YOUR INSTRUCTIONS ▸
Taking the line containing "Enumerate this screenshot's" as the first and the last line of the entries as the end, reproduce every line between them exactly, including both.
[DATA SECTION Boundary: Start]
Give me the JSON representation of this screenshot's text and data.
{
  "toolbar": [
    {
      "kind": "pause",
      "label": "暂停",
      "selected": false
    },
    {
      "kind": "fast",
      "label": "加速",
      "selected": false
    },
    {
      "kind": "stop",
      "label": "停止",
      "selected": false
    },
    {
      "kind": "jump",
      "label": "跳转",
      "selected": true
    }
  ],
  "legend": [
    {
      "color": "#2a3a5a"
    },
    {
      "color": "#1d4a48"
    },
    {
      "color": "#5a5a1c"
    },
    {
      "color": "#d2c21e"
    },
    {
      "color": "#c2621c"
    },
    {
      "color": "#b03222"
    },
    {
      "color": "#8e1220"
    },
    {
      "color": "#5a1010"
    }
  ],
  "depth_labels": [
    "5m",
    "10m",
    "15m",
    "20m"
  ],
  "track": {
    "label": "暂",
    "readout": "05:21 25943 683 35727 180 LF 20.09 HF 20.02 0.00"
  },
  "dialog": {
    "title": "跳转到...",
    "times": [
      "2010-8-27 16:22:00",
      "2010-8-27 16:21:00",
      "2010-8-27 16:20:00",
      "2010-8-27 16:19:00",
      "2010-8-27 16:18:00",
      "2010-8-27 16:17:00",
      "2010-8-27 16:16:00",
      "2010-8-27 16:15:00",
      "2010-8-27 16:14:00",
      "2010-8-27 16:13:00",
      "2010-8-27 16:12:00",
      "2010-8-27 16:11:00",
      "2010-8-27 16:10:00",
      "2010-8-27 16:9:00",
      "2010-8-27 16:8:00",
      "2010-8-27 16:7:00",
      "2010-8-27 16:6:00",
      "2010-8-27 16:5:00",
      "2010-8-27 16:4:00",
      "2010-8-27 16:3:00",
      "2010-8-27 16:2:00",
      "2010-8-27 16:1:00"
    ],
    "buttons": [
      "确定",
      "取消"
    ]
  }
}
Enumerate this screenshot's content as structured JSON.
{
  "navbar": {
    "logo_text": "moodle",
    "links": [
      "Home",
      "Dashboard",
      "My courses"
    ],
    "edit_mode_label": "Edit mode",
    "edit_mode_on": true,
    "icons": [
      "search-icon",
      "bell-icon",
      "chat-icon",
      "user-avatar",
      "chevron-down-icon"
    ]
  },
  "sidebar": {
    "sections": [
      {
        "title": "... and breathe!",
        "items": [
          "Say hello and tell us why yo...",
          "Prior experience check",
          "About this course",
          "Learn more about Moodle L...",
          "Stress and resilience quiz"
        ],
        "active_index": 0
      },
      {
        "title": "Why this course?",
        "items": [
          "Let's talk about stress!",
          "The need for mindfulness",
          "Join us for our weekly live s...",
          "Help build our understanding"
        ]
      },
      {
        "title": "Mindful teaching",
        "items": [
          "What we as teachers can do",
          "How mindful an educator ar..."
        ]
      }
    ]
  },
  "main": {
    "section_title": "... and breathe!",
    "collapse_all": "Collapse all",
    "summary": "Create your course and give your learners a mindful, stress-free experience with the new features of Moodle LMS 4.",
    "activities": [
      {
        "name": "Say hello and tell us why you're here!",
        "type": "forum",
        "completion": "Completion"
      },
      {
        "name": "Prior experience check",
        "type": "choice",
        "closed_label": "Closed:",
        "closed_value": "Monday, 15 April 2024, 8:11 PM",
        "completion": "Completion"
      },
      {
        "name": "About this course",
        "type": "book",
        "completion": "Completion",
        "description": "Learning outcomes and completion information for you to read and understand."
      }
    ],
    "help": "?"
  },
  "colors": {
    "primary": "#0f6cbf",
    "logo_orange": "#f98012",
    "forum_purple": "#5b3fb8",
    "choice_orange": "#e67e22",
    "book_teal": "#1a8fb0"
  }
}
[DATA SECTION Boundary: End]
PROBLEM SOLUTION ▸
Enumerate this screenshot's content as structured JSON.
{
  "navbar": {
    "logo_text": "moodle",
    "links": [
      "Home",
      "Dashboard",
      "My courses"
    ],
    "edit_mode_label": "Edit mode",
    "edit_mode_on": true,
    "icons": [
      "search-icon",
      "bell-icon",
      "chat-icon",
      "user-avatar",
      "chevron-down-icon"
    ]
  },
  "sidebar": {
    "sections": [
      {
        "title": "... and breathe!",
        "items": [
          "Say hello and tell us why yo...",
          "Prior experience check",
          "About this course",
          "Learn more about Moodle L...",
          "Stress and resilience quiz"
        ],
        "active_index": 0
      },
      {
        "title": "Why this course?",
        "items": [
          "Let's talk about stress!",
          "The need for mindfulness",
          "Join us for our weekly live s...",
          "Help build our understanding"
        ]
      },
      {
        "title": "Mindful teaching",
        "items": [
          "What we as teachers can do",
          "How mindful an educator ar..."
        ]
      }
    ]
  },
  "main": {
    "section_title": "... and breathe!",
    "collapse_all": "Collapse all",
    "summary": "Create your course and give your learners a mindful, stress-free experience with the new features of Moodle LMS 4.",
    "activities": [
      {
        "name": "Say hello and tell us why you're here!",
        "type": "forum",
        "completion": "Completion"
      },
      {
        "name": "Prior experience check",
        "type": "choice",
        "closed_label": "Closed:",
        "closed_value": "Monday, 15 April 2024, 8:11 PM",
        "completion": "Completion"
      },
      {
        "name": "About this course",
        "type": "book",
        "completion": "Completion",
        "description": "Learning outcomes and completion information for you to read and understand."
      }
    ],
    "help": "?"
  },
  "colors": {
    "primary": "#0f6cbf",
    "logo_orange": "#f98012",
    "forum_purple": "#5b3fb8",
    "choice_orange": "#e67e22",
    "book_teal": "#1a8fb0"
  }
}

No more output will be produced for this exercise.